Staunton, October 30 – The Kremlin’s decision to ban the “Russians” group reflects fears in the Kremlin that Russian nationalist organizations are the most likely to organize uprisings against the authorities, Valery Solovey says, but the regime’s actions simply drives these groups underground and makes them more conspiratorial rather than less.
In an interview with NDNews, Solovey, a professor at the Moscow State Institute of International Relations, says that he is not surprised by this latest ban of a Russian nationalist group. The Russian government has been moving in this direction for some time (newdaynews.ru/moskow/547786.html).
“The main cause of the ban,” he continues, “is the fear of the authorities about popular uprisings” in the country as social-economic conditions continue to deteriorate. The authorities “very much fear” that those who have experience in street fighting and combat are the most dangerous, and those are “not the liberals but the nationalists.”
As far as the political consequences of this ban are concerned, Solovey says, “the nationalists have always considered the political regime as their enemy. Now, they are finally convinced that they do not have anything in common with it,” even if they did support the annexation of Crimea.
But instead of being rewarded for their support, he adds, the Russian nationalists did not get “any dividends” and there was “no change in the attitude of the authorities toward the nationalists” who continue to be viewed by those in power as an independent and therefore dangerous social force.
This is leading Russian nationalists in two directions, Solovey says. On the one hand, it is causing some of them to consider joining with any other group opposed to the regime, including liberal and leftist ones, an alliance that could set the stage for broader challenges to the Putin regime.
And on the other, it is driving Russian nationalism underground. It is ridiculous to say that the ban effectively ends “political nationalism” in Russia, as Dmitry Demushkin recently did. “Nationalism will continue to exist,” Solovey says, but now in an even more “conspiratorial form.”
For the time being, the MGIMO expert continues, Russian nationalists will meet in private and wait for their time. But conspiracy by its very nature requires “extremely radical actions,” and those will eventually be forthcoming, possibly from those who have never occupied public prominence.

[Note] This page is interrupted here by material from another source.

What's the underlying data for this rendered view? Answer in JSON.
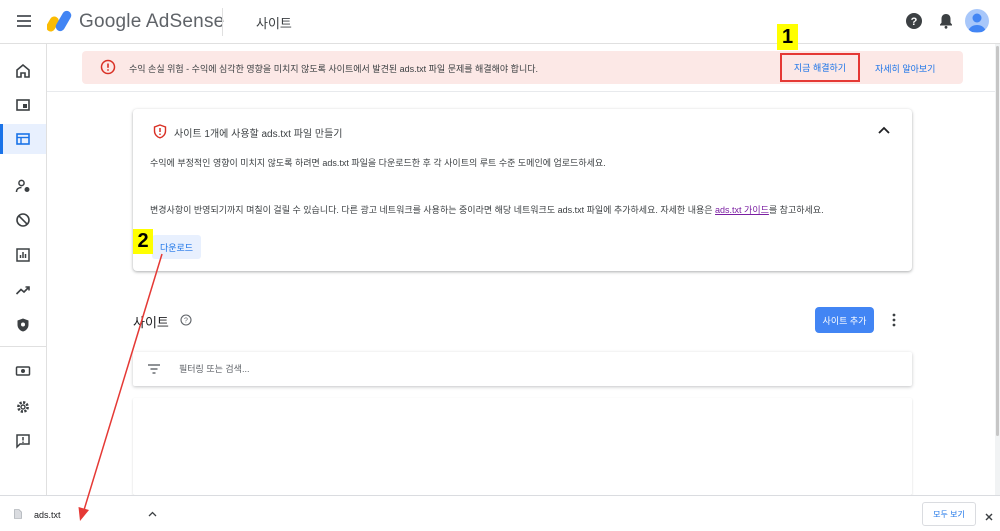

But there may be an even more important consequence of this ban, at least in the short term. Solovey suggests that the authorities will now turn “not only on the nationalists but also on the liberals, preferably after the New Year.” That is the way the powers that be “will prepare for the Duma elections.”